An example, which involves something that I probably would have done badly on even in my days of being hyper-informed. Because I just never have been particularly interested in such a topic (because money), and even if I had in spite of myself, I wouldn’t have memorized the details to this degree:
I mean, are you freaking kidding me? I can see if you had asked me to click on the areas that had seen marked increases in prices, leaving out those that had not. But to know the precise percentages of each, and to put them in the correct order? That’s nuts.
I put two of the five in the right places — the third and the fifth. I put the No. 1 item in second place — which isn’t so bad. I screwed up slightly worse by putting No. 3 in the first position, and by placing what should have been the second in the fourth position. So… not awful, but it looks pretty bad when only two of your five choices are green, meaning they were right.

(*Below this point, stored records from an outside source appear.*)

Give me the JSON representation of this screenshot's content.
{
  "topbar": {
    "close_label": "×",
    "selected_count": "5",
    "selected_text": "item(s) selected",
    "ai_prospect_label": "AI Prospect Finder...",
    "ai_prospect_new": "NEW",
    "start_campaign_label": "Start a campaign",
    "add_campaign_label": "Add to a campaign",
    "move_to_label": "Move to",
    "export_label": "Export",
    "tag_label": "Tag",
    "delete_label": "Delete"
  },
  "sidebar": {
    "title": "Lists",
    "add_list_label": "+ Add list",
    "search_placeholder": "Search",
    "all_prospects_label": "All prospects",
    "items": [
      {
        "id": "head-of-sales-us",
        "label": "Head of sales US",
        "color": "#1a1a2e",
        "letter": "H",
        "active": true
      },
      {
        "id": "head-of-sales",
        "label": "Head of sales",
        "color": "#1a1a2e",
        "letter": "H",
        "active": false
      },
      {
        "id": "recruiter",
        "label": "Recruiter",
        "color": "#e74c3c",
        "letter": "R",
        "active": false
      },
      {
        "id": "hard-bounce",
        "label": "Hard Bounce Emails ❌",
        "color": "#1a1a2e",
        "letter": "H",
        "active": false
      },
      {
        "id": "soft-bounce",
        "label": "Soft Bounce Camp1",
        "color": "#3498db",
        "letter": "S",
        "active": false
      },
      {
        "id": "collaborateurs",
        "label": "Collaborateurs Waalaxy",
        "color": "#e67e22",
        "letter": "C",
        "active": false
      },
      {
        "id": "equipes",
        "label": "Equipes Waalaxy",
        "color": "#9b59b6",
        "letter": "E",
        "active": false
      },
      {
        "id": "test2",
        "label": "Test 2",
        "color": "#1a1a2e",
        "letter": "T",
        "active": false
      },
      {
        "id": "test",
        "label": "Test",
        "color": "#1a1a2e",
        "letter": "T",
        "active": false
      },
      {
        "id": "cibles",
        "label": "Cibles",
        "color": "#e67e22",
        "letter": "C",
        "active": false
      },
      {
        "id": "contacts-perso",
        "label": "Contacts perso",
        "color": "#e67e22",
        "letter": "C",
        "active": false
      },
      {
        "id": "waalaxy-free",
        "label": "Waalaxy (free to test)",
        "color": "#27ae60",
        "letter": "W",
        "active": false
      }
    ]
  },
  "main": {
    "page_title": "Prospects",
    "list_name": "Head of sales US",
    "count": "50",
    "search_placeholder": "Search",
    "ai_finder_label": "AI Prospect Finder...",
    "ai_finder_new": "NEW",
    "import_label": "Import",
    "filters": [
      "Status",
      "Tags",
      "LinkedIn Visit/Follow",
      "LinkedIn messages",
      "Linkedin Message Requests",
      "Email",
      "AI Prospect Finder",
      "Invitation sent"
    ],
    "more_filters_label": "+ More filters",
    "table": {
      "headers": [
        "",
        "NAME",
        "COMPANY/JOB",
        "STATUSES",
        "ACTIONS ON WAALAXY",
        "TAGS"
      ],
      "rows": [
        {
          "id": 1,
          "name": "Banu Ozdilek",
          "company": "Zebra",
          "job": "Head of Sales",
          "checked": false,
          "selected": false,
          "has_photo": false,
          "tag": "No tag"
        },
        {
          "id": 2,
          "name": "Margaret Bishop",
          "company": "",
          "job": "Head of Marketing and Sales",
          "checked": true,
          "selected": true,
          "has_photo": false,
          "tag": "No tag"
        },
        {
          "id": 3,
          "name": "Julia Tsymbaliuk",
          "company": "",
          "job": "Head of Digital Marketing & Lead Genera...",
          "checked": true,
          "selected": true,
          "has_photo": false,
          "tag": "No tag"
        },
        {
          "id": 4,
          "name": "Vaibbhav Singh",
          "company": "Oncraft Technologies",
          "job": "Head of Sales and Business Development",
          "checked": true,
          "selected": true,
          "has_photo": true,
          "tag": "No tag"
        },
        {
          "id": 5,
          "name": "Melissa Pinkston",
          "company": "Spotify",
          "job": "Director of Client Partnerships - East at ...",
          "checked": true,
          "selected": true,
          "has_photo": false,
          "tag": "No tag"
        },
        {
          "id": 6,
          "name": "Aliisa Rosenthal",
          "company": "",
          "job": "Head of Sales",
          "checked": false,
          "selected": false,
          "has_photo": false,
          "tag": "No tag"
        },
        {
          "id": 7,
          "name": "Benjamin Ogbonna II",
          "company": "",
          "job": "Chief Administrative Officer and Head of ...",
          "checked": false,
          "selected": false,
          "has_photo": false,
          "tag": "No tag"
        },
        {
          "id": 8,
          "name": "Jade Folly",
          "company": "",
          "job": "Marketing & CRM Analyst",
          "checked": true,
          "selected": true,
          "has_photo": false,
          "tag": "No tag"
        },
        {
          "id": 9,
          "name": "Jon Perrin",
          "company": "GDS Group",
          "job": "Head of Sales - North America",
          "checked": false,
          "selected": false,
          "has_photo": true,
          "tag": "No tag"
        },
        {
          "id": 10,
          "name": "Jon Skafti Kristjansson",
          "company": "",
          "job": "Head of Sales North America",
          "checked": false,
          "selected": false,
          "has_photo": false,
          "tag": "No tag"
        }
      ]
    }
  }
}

SPOILER ALERT: Skip this graf if you don’t want the answer sort of given away before you take the quiz… I also messed up — but only slightly — on the question about how long it took the cops to move in during the school shooting in Uvalde. I knew it had been a shockingly long time, and roughly how long that had been, but I was one position off. I know there are people who think in numbers the way I think in words, and the precise number of minutes is perhaps engraved on their brains the way a date such as Dec. 7, 1941, is engraved even upon mine. To someone like me, the important thing was that the cops hung back for more than an hour. I knew that. That’s meaningful. The precise number of minutes is not, to me.
You know how a text such as this strikes me? It’s like a Jim Crow-era “literacy test.” And in this case, the NYT is the local county election official, and I’m the black man who just wants to be allowed to vote. It’s like expecting me to know that George Washington was our first president, so you ask me what kind of wood his false teeth were made from. (OK, so they weren’t really made of wood, but you get the idea.)
And it kinda ticks me off…